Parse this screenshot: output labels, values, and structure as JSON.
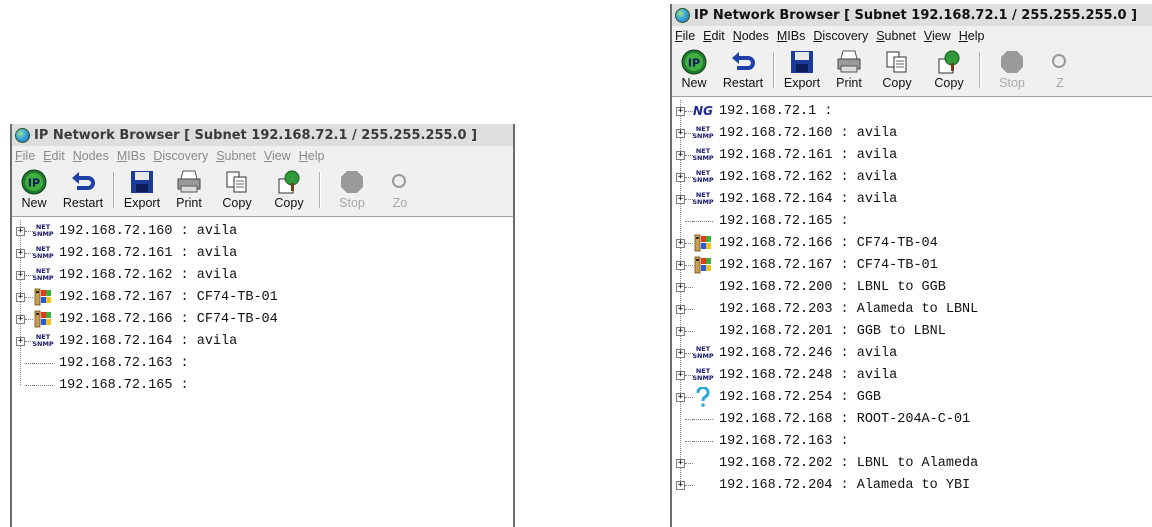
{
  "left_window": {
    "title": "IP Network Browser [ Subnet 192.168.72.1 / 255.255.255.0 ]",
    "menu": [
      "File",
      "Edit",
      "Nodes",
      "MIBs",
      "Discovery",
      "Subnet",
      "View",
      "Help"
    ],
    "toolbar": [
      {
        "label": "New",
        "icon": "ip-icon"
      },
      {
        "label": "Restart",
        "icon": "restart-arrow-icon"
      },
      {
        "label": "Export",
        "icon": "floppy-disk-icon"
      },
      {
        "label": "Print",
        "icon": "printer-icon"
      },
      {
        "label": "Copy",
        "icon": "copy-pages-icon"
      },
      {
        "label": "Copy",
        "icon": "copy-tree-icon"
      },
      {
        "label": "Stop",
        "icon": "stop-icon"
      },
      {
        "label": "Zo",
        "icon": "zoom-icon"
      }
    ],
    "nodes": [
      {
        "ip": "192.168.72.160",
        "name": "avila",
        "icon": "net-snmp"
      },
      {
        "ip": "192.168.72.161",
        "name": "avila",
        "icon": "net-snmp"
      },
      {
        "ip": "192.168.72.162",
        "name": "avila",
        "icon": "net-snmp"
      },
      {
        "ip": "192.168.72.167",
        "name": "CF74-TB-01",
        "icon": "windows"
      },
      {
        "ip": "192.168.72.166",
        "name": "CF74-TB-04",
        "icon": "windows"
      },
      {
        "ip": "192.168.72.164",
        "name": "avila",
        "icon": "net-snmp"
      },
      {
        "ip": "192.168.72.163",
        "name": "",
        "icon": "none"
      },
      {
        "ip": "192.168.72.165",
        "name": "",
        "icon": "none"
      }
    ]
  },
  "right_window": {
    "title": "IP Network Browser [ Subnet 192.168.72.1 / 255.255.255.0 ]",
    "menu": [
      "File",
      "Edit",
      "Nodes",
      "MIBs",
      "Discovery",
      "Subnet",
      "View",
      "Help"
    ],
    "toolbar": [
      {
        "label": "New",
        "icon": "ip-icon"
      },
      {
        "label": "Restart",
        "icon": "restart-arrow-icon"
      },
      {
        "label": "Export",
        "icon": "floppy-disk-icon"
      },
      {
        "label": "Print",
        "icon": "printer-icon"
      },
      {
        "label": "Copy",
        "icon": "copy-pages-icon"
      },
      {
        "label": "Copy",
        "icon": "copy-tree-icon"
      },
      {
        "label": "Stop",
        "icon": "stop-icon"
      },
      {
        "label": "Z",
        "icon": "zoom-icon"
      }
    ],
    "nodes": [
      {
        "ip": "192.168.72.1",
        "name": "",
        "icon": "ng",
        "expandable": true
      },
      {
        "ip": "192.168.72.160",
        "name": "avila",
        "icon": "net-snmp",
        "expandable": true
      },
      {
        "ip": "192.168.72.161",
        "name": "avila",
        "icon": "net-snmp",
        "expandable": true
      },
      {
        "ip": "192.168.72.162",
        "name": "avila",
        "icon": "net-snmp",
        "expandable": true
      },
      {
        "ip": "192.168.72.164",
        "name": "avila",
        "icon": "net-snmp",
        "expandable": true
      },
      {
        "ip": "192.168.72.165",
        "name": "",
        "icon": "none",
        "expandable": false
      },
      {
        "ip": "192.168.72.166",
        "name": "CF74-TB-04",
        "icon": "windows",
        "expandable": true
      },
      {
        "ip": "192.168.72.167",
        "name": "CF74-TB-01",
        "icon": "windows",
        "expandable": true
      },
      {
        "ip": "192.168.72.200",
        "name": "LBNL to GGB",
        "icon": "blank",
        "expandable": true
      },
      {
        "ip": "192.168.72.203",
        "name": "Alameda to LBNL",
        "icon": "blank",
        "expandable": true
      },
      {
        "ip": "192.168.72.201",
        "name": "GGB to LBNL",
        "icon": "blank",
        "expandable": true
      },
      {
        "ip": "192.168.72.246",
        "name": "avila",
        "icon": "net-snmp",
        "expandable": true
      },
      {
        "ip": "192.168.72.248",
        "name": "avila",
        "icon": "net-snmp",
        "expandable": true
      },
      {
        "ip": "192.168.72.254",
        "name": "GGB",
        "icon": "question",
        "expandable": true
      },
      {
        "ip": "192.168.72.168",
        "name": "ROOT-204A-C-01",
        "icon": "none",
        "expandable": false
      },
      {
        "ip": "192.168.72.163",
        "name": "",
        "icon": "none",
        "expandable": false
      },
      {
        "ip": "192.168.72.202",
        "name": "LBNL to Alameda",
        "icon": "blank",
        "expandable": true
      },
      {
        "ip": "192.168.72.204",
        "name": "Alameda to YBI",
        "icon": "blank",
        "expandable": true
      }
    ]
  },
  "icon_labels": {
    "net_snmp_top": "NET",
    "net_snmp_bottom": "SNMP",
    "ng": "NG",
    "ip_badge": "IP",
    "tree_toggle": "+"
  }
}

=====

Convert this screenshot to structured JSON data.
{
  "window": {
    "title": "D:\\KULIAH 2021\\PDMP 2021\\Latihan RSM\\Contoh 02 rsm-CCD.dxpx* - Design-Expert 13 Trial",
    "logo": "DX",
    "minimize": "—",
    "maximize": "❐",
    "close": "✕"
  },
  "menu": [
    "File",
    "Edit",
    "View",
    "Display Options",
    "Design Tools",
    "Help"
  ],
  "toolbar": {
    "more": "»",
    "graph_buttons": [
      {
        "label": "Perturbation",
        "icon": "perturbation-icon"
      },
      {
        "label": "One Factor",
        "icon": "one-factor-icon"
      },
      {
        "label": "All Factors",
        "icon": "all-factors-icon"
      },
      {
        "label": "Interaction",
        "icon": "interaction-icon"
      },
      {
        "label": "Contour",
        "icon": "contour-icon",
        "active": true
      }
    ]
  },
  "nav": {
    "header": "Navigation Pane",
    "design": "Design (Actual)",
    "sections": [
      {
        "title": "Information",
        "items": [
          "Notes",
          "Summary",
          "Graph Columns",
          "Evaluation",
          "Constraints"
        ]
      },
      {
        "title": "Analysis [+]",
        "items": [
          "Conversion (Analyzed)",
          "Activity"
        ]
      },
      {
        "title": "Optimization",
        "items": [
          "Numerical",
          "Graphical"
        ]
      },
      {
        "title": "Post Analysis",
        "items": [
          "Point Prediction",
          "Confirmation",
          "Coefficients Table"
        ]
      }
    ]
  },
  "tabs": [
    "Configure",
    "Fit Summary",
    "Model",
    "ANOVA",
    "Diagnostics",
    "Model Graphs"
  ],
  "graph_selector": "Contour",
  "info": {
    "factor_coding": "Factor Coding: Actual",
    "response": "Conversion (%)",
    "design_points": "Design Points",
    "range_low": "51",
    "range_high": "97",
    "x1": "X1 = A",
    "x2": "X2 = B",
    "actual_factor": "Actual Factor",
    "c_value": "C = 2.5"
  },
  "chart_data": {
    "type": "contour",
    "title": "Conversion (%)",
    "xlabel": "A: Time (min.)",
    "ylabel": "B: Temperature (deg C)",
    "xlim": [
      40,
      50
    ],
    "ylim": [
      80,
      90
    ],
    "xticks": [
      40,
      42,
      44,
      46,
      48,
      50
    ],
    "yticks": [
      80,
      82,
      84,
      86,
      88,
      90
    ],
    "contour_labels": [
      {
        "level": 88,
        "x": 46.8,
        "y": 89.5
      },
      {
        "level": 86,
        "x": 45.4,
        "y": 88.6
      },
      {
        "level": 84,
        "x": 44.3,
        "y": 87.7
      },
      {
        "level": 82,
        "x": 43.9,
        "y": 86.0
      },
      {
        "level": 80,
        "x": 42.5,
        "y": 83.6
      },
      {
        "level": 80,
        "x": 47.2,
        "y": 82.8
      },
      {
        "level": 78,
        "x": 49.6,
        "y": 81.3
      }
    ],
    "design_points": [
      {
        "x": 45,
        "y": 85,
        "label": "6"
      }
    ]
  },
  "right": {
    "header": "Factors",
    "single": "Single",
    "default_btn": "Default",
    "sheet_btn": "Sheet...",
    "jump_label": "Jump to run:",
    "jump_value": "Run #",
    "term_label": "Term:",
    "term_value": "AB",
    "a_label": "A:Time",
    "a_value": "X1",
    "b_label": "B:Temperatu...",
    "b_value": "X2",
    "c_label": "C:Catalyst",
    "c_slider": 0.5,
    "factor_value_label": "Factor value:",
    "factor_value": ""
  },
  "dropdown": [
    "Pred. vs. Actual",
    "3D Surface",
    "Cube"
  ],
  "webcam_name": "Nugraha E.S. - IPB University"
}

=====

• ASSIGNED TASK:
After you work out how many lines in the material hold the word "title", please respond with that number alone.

• TASK SOLUTION:
8